Miyares says third-party ballot collection legal under state law
A group aiming to elect Republicans has sent out flyers to Virginia voters offering to drop off ballots on their behalf.
In an advisory opinion released last week, Virginia Attorney General Jason Miyares said third-party groups or individuals can return ballots on behalf of other people as long as they get voters’ approval to do so.
It’s not clear what prompted the advisory opinion, which was requested by outgoing Del. Kathy Byron (R–Bedford). Her office declined an interview request and didn’t respond to requests to see the letter that prompted Miyares’ opinion. The AG’s office said the letter is protected by attorney-client privilege.
But it is clear third-party ballot collection is happening on some level in Virginia. A group called Our United Voices has sent out flyers to voters in Loudoun, Prince William and Henrico counties offering to collect ballots and drop them off, according to a Democrat-aligned activist who provided photos of the flyer to VPM News.

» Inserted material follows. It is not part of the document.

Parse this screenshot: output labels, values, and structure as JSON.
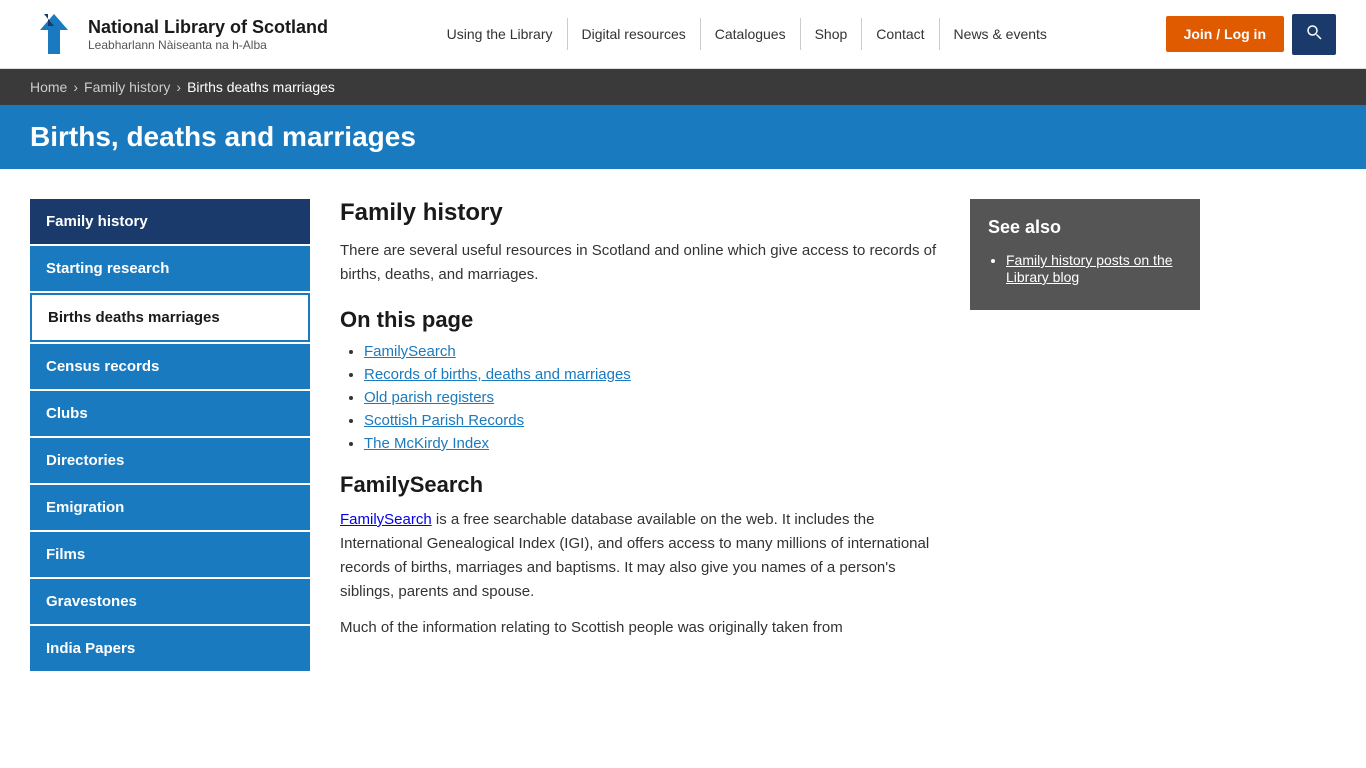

“We are a team of like-minded Republican voters who are making sure that our friends and neighbors get their ballots submitted,” the flyer said.
Our United Voices, which registered as an organization in Delaware during February, has a minimalist website that doesn’t explain how the group is funded. The website indicates OUV is a 501(c)4 nonprofit that aims to use “data science, expert political strategy, and communication networks to identify trends in swing voter psychology to develop persuasive messaging that motivates individuals to vote center-right.”
In a brief text message exchange with a number listed on the flyer, an unidentified person said the group is “delighted to be out in the community, urging voters to do their democratic duty, and supporting them in ways the law very clearly allows.” A person who answered the group’s phone number said she was not authorized to speak to the media.
Over the last several years, some Republicans have falsely linked ballot collection — or “ballot harvesting” — with fraud. Some have made similar claims about early voting in general.
But Gov. Glenn Youngkin has pushed conservatives to embrace an early voting strategy, which he’s called “Secure Your Vote.” The flyer used similar language, asking voters if “we can help you secure your ballot.” Zack Roday, a spokesperson for Youngkin’s political operation, said in an email that “we’re glad folks are supporting early voting.”
Miyares said in the advisory that current state code is worded in a way that allows for third-party ballot collection. Miyares also noted that state law doesn’t explicitly require a voter to be the one who drops off their own ballot.
“As the Supreme Court of Virginia has observed, when the law intends for a specific action to be taken by a voter personally, such intent can be incorporated with ease,” Miyares said.
Both University of Richmond law professor Hank Chambers and College of William & Mary law professor Rebecca Green agreed with that assessment.
“As I understand it, the general intent of the legislature when this provision passed in 2021 (when Democrats controlled both houses and the governorship) was to ensure absentee voting would be an available, easy, and secure option for all eligible voters,” Green said in an email.
Chambers said the flyers were a sign that at least some Republicans were warming up to the idea of third-party ballot collection.
“I think they're just looking up and saying, ‘There may be votes out there that could be cast for their candidates, we just want to make sure that those votes get in,’” Chambers said.